→ PROBLEM DETAILS
Each line of the data below that contains "name" must be copied.

(Dataset items)
----

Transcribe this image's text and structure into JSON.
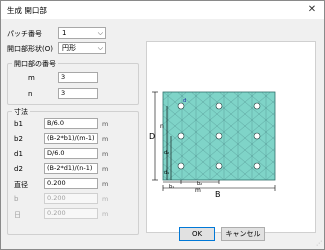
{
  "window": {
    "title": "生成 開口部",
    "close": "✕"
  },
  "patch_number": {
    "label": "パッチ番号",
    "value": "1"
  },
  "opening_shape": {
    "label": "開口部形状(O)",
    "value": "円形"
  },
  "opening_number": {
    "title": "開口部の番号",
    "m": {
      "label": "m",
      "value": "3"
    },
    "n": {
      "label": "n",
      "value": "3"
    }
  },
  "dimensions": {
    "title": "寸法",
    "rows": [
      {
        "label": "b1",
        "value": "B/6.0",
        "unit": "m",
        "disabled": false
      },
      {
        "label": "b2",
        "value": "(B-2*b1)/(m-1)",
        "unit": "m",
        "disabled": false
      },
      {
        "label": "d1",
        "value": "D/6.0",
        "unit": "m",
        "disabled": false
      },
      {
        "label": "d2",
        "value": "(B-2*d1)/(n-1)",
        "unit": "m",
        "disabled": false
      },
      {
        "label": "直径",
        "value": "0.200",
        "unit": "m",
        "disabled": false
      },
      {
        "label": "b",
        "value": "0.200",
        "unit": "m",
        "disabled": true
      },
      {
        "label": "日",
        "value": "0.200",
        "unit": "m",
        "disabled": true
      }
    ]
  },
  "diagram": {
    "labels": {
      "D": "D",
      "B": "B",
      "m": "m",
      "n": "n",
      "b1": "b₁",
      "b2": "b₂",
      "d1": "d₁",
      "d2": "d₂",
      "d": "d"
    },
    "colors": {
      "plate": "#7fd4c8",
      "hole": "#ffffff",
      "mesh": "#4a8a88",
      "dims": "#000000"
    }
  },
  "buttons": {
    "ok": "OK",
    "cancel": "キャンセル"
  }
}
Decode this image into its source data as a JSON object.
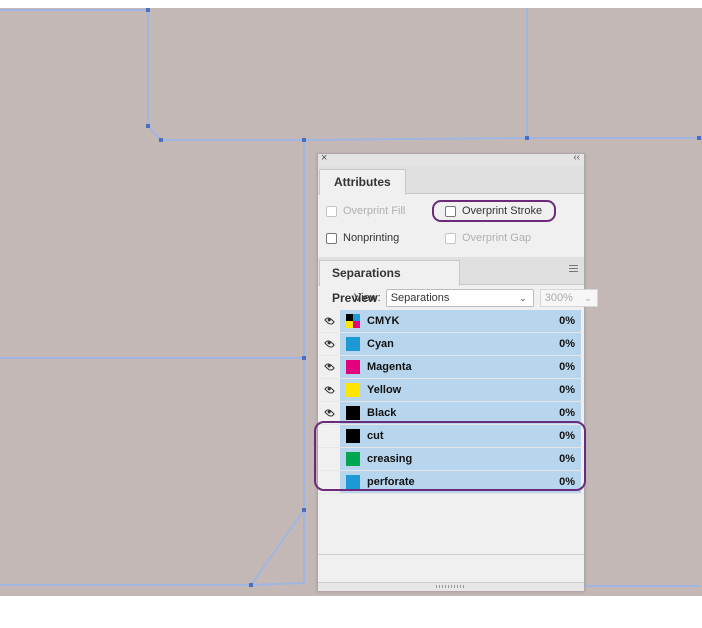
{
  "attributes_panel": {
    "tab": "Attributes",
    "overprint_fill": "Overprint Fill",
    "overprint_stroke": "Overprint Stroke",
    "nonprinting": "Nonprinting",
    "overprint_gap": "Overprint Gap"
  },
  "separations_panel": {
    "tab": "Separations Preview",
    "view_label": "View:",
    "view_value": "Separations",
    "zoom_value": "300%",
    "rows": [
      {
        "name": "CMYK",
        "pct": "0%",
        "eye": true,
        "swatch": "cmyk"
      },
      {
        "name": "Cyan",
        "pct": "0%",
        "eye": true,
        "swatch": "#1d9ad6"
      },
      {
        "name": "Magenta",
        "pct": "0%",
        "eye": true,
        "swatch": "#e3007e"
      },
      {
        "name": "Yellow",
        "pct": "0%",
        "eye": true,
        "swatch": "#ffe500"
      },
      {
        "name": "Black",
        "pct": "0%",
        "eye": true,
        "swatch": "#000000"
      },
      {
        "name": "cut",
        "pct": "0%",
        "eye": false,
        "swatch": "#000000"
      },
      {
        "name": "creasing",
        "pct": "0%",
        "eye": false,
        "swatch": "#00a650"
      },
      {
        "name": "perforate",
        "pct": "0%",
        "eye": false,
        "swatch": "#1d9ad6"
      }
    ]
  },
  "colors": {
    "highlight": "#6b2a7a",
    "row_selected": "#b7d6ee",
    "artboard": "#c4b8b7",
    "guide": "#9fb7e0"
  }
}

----

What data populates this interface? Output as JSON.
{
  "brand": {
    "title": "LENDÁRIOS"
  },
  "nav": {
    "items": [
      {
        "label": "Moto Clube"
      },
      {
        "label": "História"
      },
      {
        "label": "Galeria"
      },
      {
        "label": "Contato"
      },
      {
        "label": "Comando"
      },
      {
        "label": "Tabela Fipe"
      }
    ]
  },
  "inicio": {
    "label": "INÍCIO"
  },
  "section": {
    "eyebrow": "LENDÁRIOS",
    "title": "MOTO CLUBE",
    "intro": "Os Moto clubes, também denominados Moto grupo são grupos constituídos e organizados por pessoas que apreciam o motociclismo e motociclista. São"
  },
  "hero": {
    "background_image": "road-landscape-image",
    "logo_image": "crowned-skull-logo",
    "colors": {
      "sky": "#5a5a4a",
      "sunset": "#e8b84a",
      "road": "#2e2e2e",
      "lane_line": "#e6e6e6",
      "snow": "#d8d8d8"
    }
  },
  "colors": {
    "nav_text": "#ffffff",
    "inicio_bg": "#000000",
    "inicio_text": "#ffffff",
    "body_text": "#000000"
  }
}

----

→ REPLY TO THE TASK
        "name": "CMYK",
        "name": "Cyan",
        "name": "Magenta",
        "name": "Yellow",
        "name": "Black",
        "name": "cut",
        "name": "creasing",
        "name": "perforate",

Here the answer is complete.